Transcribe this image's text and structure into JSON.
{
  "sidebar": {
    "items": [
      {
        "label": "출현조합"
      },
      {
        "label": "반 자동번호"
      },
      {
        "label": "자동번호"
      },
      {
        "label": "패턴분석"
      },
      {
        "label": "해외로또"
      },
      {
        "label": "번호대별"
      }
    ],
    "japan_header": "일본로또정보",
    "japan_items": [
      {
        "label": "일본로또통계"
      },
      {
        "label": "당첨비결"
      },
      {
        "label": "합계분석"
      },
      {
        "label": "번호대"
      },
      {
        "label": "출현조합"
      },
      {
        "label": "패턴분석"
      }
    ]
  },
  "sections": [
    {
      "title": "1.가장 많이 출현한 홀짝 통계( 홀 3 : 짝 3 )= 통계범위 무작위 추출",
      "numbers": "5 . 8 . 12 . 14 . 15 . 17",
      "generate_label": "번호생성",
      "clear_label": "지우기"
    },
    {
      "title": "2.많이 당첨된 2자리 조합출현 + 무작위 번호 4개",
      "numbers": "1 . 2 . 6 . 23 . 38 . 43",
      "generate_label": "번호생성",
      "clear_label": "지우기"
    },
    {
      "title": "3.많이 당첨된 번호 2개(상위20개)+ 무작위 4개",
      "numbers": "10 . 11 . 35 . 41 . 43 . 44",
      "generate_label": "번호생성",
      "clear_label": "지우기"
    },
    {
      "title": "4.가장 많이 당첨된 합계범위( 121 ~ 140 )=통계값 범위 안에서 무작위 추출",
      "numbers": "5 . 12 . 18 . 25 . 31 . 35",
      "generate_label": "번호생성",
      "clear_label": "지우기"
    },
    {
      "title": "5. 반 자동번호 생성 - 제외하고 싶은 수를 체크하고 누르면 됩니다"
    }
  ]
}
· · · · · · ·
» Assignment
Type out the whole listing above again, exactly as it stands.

» Completed task
Transcribe this image's text and structure into JSON.
{
  "sidebar": {
    "items": [
      {
        "label": "출현조합"
      },
      {
        "label": "반 자동번호"
      },
      {
        "label": "자동번호"
      },
      {
        "label": "패턴분석"
      },
      {
        "label": "해외로또"
      },
      {
        "label": "번호대별"
      }
    ],
    "japan_header": "일본로또정보",
    "japan_items": [
      {
        "label": "일본로또통계"
      },
      {
        "label": "당첨비결"
      },
      {
        "label": "합계분석"
      },
      {
        "label": "번호대"
      },
      {
        "label": "출현조합"
      },
      {
        "label": "패턴분석"
      }
    ]
  },
  "sections": [
    {
      "title": "1.가장 많이 출현한 홀짝 통계( 홀 3 : 짝 3 )= 통계범위 무작위 추출",
      "numbers": "5 . 8 . 12 . 14 . 15 . 17",
      "generate_label": "번호생성",
      "clear_label": "지우기"
    },
    {
      "title": "2.많이 당첨된 2자리 조합출현 + 무작위 번호 4개",
      "numbers": "1 . 2 . 6 . 23 . 38 . 43",
      "generate_label": "번호생성",
      "clear_label": "지우기"
    },
    {
      "title": "3.많이 당첨된 번호 2개(상위20개)+ 무작위 4개",
      "numbers": "10 . 11 . 35 . 41 . 43 . 44",
      "generate_label": "번호생성",
      "clear_label": "지우기"
    },
    {
      "title": "4.가장 많이 당첨된 합계범위( 121 ~ 140 )=통계값 범위 안에서 무작위 추출",
      "numbers": "5 . 12 . 18 . 25 . 31 . 35",
      "generate_label": "번호생성",
      "clear_label": "지우기"
    },
    {
      "title": "5. 반 자동번호 생성 - 제외하고 싶은 수를 체크하고 누르면 됩니다"
    }
  ]
}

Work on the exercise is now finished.